This is supposedly a "lesser" Descendents album, yet it's got "Pep Talk", "Clean Sheets", and "Coolidge". That tells you a lot about the greatness of The Descendents.
5. Husker Du - Warehouse: Songs And Stories
About the only thing I don't like about this album is that dreaded "late '80s production". I swear there was a conspiracy among recording engineers back then to make all drummers sound terrible! Otherwise, it's amazing how consistent this double LP was. Here was Husker Du coming out with their fourth album in three years, and they were not lacking for quality material. For a lot of bands these days, four albums is a career. If it's apparent that Mould and Hart were going in way different directions at this point, you can't accuse either of coming up short. Warehouse melds the adult pop leanings of the previous year's Candle Apple Grey to the buzzing melodic punk of the band's classic mid-'80s albums. All in all, not a bad way to bow out!

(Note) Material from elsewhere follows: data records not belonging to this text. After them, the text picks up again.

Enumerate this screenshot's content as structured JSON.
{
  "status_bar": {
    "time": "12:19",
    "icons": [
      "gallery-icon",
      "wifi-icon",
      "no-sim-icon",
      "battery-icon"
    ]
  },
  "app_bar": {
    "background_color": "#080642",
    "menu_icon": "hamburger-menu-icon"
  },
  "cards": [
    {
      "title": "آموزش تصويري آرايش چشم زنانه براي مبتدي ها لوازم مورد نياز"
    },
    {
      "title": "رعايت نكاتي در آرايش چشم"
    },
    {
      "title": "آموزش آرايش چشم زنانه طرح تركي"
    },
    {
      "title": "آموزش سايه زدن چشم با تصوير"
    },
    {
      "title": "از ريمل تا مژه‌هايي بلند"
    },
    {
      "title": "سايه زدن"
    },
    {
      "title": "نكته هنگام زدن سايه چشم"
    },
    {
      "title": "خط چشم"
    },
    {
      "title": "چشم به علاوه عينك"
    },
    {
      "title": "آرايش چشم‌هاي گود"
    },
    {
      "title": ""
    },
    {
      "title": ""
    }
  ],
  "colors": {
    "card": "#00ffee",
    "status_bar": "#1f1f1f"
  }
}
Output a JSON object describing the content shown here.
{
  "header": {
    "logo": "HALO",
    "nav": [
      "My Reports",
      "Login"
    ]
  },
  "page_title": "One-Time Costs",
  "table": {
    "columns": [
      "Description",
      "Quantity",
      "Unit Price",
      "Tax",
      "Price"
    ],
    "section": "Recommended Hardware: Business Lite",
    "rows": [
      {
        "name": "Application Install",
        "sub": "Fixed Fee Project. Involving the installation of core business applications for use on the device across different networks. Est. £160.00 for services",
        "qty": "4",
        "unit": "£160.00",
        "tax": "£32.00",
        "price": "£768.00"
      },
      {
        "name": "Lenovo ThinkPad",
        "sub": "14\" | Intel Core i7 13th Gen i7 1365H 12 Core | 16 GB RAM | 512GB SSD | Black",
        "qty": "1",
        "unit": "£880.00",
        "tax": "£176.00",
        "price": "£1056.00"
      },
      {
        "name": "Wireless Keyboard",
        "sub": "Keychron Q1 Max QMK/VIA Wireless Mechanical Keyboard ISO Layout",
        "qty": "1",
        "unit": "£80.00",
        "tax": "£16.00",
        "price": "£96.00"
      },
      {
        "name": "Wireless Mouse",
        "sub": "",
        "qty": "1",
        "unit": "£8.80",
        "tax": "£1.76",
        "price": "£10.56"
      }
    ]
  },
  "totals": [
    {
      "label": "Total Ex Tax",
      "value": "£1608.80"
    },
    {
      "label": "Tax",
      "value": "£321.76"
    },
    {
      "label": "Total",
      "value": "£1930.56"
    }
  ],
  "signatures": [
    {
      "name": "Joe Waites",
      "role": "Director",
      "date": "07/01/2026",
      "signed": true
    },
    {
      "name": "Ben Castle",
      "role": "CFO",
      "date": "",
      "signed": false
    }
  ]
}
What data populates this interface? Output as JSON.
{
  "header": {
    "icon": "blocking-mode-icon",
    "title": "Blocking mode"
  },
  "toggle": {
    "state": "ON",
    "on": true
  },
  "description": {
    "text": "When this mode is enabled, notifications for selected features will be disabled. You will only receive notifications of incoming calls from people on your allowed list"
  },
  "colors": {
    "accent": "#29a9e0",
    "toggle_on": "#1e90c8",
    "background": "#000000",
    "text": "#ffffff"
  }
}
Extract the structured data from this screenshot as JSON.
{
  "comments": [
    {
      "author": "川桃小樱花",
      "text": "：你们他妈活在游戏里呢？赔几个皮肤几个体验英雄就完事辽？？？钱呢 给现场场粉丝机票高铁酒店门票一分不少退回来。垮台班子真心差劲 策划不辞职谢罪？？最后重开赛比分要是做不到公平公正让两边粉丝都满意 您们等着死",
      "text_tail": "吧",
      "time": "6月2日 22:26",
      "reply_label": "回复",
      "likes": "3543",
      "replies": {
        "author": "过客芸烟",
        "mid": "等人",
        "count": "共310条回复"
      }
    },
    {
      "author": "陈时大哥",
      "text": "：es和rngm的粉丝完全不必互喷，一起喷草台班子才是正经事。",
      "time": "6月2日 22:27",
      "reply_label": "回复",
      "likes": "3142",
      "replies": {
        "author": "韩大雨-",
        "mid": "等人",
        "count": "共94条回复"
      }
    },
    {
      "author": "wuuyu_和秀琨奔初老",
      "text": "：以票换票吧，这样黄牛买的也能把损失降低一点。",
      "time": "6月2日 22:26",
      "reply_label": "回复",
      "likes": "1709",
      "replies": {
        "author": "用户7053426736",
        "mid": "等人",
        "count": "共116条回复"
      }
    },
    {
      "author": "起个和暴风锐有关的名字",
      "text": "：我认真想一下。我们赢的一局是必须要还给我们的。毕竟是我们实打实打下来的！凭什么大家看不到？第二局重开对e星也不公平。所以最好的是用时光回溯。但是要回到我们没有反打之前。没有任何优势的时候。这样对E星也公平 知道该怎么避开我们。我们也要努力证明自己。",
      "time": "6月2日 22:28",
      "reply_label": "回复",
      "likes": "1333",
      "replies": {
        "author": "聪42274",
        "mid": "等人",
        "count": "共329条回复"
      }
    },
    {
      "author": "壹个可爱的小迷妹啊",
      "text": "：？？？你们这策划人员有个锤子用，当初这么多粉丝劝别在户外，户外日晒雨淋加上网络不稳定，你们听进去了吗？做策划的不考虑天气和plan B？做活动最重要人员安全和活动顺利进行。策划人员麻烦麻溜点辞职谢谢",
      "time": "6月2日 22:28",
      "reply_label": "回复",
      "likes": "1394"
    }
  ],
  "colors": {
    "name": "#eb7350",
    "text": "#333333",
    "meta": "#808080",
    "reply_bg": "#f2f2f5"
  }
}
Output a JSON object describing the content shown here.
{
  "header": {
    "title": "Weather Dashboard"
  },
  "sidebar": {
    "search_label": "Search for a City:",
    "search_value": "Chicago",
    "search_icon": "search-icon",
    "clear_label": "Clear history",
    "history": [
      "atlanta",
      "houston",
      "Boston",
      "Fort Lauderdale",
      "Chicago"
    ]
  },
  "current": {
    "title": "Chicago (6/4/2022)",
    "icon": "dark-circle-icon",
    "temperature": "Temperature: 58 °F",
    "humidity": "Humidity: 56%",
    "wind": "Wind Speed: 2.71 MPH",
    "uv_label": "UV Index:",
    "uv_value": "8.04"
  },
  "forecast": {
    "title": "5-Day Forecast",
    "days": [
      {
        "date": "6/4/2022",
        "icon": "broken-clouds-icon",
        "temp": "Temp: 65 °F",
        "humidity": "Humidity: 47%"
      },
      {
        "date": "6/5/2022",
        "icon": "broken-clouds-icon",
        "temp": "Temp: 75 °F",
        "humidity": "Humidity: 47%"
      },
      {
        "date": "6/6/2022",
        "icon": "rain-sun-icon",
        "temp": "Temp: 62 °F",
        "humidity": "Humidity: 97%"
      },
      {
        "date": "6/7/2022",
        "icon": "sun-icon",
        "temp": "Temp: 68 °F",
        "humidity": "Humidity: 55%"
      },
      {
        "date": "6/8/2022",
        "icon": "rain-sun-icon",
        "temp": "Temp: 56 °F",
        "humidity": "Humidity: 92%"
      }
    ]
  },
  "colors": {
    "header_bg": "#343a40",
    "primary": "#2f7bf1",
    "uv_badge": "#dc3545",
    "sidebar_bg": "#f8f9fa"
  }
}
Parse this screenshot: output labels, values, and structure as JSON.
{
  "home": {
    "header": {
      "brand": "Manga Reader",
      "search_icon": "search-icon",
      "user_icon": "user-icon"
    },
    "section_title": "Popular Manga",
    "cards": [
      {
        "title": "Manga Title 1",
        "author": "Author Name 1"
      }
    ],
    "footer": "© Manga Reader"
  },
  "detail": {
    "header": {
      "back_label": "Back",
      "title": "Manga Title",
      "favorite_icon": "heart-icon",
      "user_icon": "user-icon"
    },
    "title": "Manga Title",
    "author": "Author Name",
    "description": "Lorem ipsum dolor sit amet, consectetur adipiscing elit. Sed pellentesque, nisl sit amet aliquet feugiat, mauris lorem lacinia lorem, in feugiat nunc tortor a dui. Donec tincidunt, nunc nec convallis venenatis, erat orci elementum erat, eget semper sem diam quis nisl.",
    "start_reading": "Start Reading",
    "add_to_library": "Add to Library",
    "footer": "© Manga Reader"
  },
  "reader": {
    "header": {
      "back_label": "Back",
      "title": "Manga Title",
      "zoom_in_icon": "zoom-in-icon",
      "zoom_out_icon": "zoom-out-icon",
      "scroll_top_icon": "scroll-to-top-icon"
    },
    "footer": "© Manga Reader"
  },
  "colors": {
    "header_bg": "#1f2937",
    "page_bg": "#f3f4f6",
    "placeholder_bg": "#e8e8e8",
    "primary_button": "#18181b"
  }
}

4. Celibate Rifles - Roman Beach Party
In the mid to late '80s, it seemed that most bands had either forgotten the roots of punk or were running away from them at full speed. But that was not the case in Australia - where Birdman and The Saints were still worshiped and Detroit rock loomed large. Celibate Rifles were equal parts Ramones and Stooges, and the hard-hitting Roman Beach Party is probably their best album. Kicking off with the scorching "Jesus On T.V.", this should have been the album that made them huge. But alas, who had any use for ferocious, intelligent rock n' roll in 1987?
3. Red Kross - Neurotica
Neurotica is one of those albums that made a modest impact in sales but an immeasurable one in influence. Here you had these legends of early '80s LA punk who had not fully outgrown their loud/fast hardcore roots. Yet into the mix, they had thrown The Beatles, KISS, and a whole array of '70s pop culture references. If you heard this album, you couldn't quite define what it was. Punk? Bubblegum? Metal? Power pop? It was a little bit of all of that, and uniquely Red Kross. Numerous alt rock and "grunge" bands in the early '90s would capitalize on the idea of mashing up punk, metal, and pop. But I'll take Neurotica over any of those bands' albums - Nevermind included!
2. Pink Lincolns - Back From The Pink Room
The classic debut album from one of the most underrated punk rock bands of all-time. These Floridians were doing snotty-as-hell three-chord punk rock when almost no one else cared to. These guys caught on in the '90s due to a close association with The Queers and Screeching Weasel. But Back From The Pink Room has just in much in common with, say, Black Flag or the Angry Samoans. "I've Got My Tie On" is pretty much the best song ever.
1. Replacements - Pleased To Meet Me
Having recently proclaimed that Tim is the best Replacements album, I'll add that Pleased To Meet Me comes a very close second. Perhaps The Replacements were never quite the same without Bob Stinson. But Paul Westerberg's incredible run of songwriting circa the mid-'80s peaks on Pleased To Meet Me. And while Jim Dickinson's production scrubs clean any last remnants of The Replacements' rough edges, the big, soaring sound is a perfect fit for these tunes. "Alex Chilton", "Can't Hardly Wait", "The Ledge", and "Skyway" are up there with the best of the best Replacements songs. "Valentine" is one of Westerberg's most overlooked gems. And even seeming throwaways like "Shooting Dirty Pool" remind us that The Replacements were still at heart a rock n' roll band. That, sadly, would not be the case on subsequent releases. But Pleased To Meet Me, like Tim before it, is an album that justifies The Replacements' standing as the great American band of their time.
So I suppose I should start working on my 1985 list next...unless I get sidetracked by another "challenge"!